Doing car washes is an easy way to raise a little money. Pick a Saturday, get a group of volunteers together, and set up in a parking lot right outside some food establishment (as long as the owner’s OK with it). Wash people’s cars at no charge (with the drivers’ consent) and most of the time, people will throw in a couple dollars in tips. By the end of the day, you might end up with several hundred dollars. And then you use the money toward whatever project you were saving up for.
California environmental bureaucrats are putting an end to this practice, because it violates “water discharge laws.” Lincoln High School cheerleaders had scheduled a car wash in the parking lot of Hoover Middle School to raise money for a national competition next year in April. But they were instead paid a visit by the San Jose Environmental Services Department a couple days before the car wash.

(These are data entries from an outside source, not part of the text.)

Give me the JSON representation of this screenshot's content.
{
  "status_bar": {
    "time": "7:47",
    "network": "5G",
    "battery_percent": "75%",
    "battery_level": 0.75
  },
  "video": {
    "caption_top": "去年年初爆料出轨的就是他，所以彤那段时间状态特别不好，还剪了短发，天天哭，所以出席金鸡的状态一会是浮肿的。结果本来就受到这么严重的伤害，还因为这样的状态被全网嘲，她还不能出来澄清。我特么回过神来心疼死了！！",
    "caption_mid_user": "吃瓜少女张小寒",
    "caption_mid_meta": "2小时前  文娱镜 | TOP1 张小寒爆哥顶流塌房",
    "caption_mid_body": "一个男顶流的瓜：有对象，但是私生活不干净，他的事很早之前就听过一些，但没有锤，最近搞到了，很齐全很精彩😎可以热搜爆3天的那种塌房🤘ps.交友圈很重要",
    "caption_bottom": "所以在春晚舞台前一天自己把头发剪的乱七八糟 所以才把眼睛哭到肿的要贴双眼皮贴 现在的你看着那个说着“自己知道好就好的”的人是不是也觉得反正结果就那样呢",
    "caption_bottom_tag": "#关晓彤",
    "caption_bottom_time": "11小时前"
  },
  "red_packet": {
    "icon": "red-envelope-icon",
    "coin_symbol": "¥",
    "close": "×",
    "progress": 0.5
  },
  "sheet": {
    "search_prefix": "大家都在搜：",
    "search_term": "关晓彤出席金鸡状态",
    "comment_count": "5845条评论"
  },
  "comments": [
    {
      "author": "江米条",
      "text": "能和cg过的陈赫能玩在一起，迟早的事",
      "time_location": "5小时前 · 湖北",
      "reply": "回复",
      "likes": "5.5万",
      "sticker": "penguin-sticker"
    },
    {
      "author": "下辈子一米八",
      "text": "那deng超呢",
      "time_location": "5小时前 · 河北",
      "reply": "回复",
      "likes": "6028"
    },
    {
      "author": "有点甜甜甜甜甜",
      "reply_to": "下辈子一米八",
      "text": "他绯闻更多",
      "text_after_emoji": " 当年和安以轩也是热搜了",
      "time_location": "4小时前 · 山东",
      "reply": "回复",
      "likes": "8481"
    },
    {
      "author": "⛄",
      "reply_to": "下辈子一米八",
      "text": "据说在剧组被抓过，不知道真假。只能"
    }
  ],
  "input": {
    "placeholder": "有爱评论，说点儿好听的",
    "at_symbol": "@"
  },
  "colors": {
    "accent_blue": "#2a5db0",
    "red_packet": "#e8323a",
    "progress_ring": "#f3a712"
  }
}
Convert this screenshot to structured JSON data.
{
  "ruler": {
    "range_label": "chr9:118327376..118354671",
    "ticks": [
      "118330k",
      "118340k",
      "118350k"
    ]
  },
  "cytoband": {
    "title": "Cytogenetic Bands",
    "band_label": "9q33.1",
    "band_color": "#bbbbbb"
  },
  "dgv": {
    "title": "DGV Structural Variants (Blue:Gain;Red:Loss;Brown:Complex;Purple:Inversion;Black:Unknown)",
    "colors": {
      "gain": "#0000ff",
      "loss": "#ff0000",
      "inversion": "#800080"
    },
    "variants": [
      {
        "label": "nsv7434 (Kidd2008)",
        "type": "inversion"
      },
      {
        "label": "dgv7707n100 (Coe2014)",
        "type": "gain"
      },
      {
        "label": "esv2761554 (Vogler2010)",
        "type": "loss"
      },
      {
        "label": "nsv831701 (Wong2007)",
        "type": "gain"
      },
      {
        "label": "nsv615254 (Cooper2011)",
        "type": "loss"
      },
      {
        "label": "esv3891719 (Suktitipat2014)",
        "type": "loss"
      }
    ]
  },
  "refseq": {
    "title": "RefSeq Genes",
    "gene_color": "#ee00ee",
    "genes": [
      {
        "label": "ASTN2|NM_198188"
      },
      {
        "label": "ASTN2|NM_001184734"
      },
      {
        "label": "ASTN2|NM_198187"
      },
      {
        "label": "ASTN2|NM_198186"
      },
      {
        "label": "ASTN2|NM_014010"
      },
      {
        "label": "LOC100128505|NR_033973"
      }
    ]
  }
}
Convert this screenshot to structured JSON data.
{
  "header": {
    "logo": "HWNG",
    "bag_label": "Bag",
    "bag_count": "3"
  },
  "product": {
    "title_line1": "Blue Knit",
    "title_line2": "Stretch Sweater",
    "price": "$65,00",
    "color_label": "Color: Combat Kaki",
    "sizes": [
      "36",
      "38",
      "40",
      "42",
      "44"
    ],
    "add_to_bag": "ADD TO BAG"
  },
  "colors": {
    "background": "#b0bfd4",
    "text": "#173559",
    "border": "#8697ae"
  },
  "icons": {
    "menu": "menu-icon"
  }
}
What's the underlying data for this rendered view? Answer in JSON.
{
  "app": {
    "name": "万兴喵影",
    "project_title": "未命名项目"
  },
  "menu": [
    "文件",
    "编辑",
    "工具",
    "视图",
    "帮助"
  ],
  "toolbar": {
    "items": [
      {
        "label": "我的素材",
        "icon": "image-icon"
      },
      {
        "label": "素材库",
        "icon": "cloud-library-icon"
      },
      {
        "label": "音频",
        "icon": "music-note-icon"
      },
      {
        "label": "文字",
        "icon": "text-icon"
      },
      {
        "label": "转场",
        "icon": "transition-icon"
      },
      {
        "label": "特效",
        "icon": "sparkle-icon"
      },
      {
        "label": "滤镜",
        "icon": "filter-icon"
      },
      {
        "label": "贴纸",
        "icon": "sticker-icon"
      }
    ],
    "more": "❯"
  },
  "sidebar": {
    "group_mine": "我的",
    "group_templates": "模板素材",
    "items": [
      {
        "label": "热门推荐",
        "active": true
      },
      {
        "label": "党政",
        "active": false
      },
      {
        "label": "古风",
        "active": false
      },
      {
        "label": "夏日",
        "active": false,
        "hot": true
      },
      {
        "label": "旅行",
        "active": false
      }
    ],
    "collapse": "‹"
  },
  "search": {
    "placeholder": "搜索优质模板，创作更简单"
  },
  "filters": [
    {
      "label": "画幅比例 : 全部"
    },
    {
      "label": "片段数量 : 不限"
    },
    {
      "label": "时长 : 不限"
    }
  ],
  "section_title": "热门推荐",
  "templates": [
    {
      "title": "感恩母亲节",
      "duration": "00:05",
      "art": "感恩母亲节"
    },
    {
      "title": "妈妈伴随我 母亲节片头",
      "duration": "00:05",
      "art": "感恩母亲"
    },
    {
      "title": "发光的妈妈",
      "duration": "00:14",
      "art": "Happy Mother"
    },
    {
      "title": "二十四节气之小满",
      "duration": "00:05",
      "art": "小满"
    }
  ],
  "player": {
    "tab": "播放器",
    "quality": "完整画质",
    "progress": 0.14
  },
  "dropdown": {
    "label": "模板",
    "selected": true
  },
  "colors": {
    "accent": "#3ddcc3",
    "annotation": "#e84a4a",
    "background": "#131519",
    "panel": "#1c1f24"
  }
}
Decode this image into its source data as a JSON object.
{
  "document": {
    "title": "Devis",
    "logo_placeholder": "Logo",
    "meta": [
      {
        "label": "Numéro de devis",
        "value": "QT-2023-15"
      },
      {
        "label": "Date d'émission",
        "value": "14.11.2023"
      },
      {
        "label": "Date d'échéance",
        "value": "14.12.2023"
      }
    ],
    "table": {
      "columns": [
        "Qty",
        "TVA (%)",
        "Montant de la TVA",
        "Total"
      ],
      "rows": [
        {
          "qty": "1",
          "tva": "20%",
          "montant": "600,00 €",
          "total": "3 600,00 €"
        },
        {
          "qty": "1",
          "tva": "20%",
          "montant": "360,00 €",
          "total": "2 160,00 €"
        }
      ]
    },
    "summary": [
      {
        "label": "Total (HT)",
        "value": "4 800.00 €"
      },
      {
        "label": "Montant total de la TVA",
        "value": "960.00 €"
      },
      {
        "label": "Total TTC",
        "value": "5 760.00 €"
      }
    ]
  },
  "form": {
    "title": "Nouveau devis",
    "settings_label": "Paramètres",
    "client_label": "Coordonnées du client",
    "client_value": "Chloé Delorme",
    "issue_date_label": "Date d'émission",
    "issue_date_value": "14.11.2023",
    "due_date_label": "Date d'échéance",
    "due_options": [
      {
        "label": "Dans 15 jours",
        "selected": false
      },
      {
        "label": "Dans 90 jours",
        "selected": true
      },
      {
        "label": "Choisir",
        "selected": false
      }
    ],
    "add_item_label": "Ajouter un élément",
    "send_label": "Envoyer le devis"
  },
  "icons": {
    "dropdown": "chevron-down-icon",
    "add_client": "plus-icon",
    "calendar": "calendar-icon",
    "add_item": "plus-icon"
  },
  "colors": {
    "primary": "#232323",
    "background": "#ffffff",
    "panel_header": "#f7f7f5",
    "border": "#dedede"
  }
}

The Communications Manager for the department Jennie Loft stated to the Mercury News, “Anything that is not storm water or rain water is considered a pollutant. If it goes into a storm drain, that pollutant will harm wildlife and habitats in the creeks. Water goes directly from the storm drains into our creeks.”
The Mercury News reported the environmental department’s guidelines for car washes:
Conduct car washing over gravel, grassy area, or other earthen areas if possible. Ensure that wash water (soapy or not) does not run into a street, gutter, or storm drain. Wash water from paved areas should be collected and diverted either into the sanitary sewer system or a landscaped area. Use different methods to protect the storm drain system. For example, block a storm drain on the parking lot used as a car wash zone, use a sump pump or wet/dry Shop-Vac to collect the wash water and pump it out to the sanitary sewer system. Ensure no soap stains remain on the ground. For groups still wanting to do car washes, there is waterless car wash equipment, but it’s expensive. A simple one online from ecotouch.net is $499 with one gallon of wash concentrate another $159. Loft said the same restrictions on washing cars that apply to school groups also apply to individuals. “What most people should do if washing their cars at home is park it on the lawn so the water is diverted into landscape,” she said. “Or go to a designated neighborhood car wash, so it doesn’t go into the storm drain.” She suggested that anyone seeing a car wash draining into a storm drain can call the phone number stenciled on storm drains and, “We’d be happy to talk with them.”
So they can’t even do a car wash anymore to raise money. Unless they want to save up and spend $700 on waterless car wash equipment. And how would they raise that money? I guess there’s always the lemonade stand option. Actually, that’s outlawed too, since they’d have to apply and pay for a business license.